TASK PROMPT. The records that follow should be returned exactly, pictures excluded.

RECORDS TO USE.

- - - -

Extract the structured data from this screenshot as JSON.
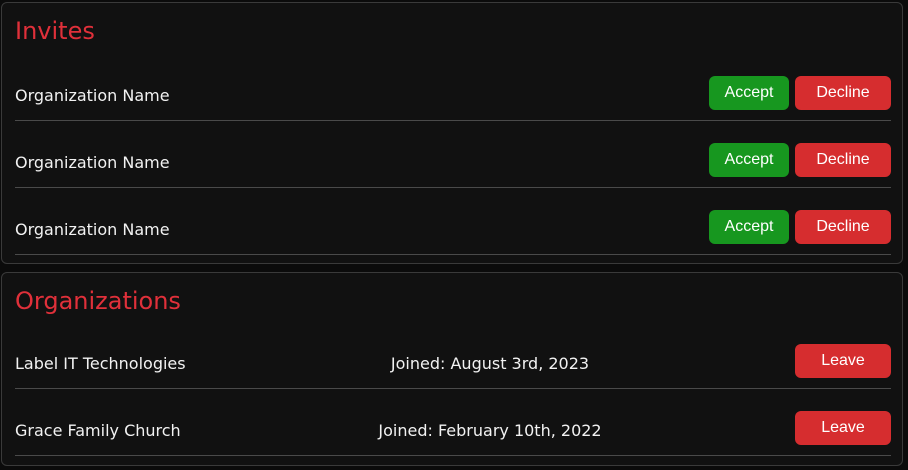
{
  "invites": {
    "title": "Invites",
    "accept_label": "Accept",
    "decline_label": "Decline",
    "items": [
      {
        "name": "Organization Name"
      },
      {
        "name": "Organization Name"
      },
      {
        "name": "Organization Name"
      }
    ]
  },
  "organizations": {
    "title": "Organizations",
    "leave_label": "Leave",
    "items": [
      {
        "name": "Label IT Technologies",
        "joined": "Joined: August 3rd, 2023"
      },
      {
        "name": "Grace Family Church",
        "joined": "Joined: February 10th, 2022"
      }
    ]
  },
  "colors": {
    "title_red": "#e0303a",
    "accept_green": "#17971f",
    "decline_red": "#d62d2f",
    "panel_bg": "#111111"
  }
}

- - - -

ANSWER TO THIS TASK.
Extract the structured data from this screenshot as JSON.
{
  "invites": {
    "title": "Invites",
    "accept_label": "Accept",
    "decline_label": "Decline",
    "items": [
      {
        "name": "Organization Name"
      },
      {
        "name": "Organization Name"
      },
      {
        "name": "Organization Name"
      }
    ]
  },
  "organizations": {
    "title": "Organizations",
    "leave_label": "Leave",
    "items": [
      {
        "name": "Label IT Technologies",
        "joined": "Joined: August 3rd, 2023"
      },
      {
        "name": "Grace Family Church",
        "joined": "Joined: February 10th, 2022"
      }
    ]
  },
  "colors": {
    "title_red": "#e0303a",
    "accept_green": "#17971f",
    "decline_red": "#d62d2f",
    "panel_bg": "#111111"
  }
}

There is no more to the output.